Good to hear!! I just going to let you know that I went through the same thing with Jake several years ago. All of sudden, out of nowhere, he would act like some one had goosed his bottom:eek: He'd jump off the couch and start shaking, would just want to huddle in my lap. I took him to the vet's the next day, there was nothing wrong that she could find. He did this for several days. I would comfort him when it happened. I was advised to act as if this was a "no biggee" and not comfort him. Just go about our normal business. Sure enough he stopped doing it and was just fine. Silly little dogs....sometimes they are so hard to figure out.


Sorry, but I feel I just have to say something here, although I really do hope it does not apply in Clara's case.

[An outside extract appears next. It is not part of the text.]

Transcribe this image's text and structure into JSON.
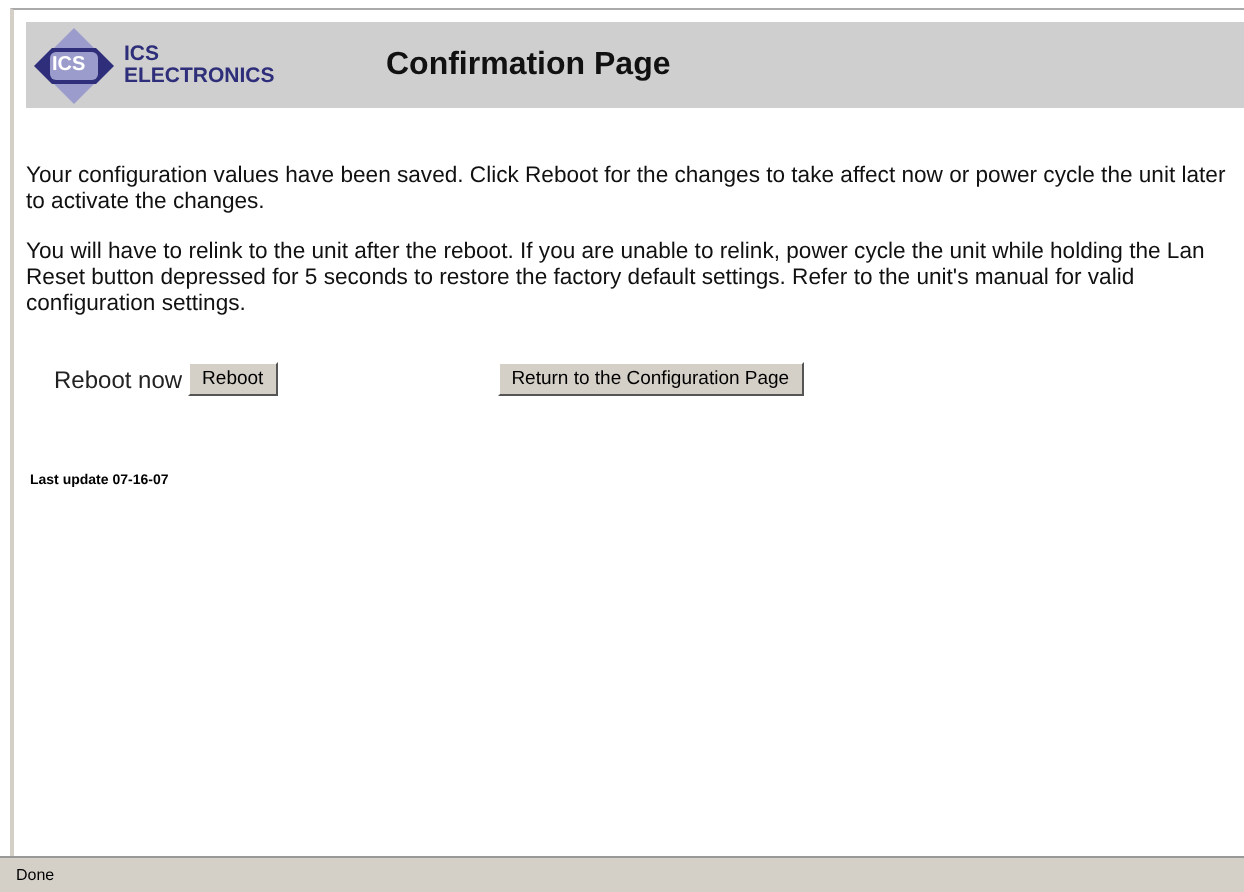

I know someone who had her 'spooky' dog checked by two veterinary practices. They could find nothing wrong despite X-rays and other tests.
She was told to ignore the dog's constant demands for reassurance as she was just 'a drama queen'

Two years later she found out about SM. The cavalier was MRI'd and found to be badly affected.

50% of the young cavaliers being scanned at the low cost centres have shown the presence of a syrinx, so I am afraid it is something that should be kept in mind if this puzzling behaviour continues

Cathy T
24th October 2009, 05:31 PM
Apologies. Didn't mean to discount the situation as if it were just "drama". Jake is definitely a drama king, after 7 years I can definitely tell the difference between his drama and something serious. I never did figure out why Jake did his behavior, but there were absolutely no other symptoms. Plus, he was old enough at the time that it wouldn't have been related to socialization. I get very irritated when told "Cavaliers are just big babies and prone to drama". That is not normally the case and that's the reason I left my last groomer when after pulling Jake out of a crate by his front legs and him yelping her response was "he's a big baby", never went back there again. When a dog displays "drama" there is usually an underlying reason. The same thing for "quirky behavior" I knew Shelby's "quirky behavior" was not normal for her, had her mri'd and found she has a syrinx. I would never discount a dog's behavior willy nilly.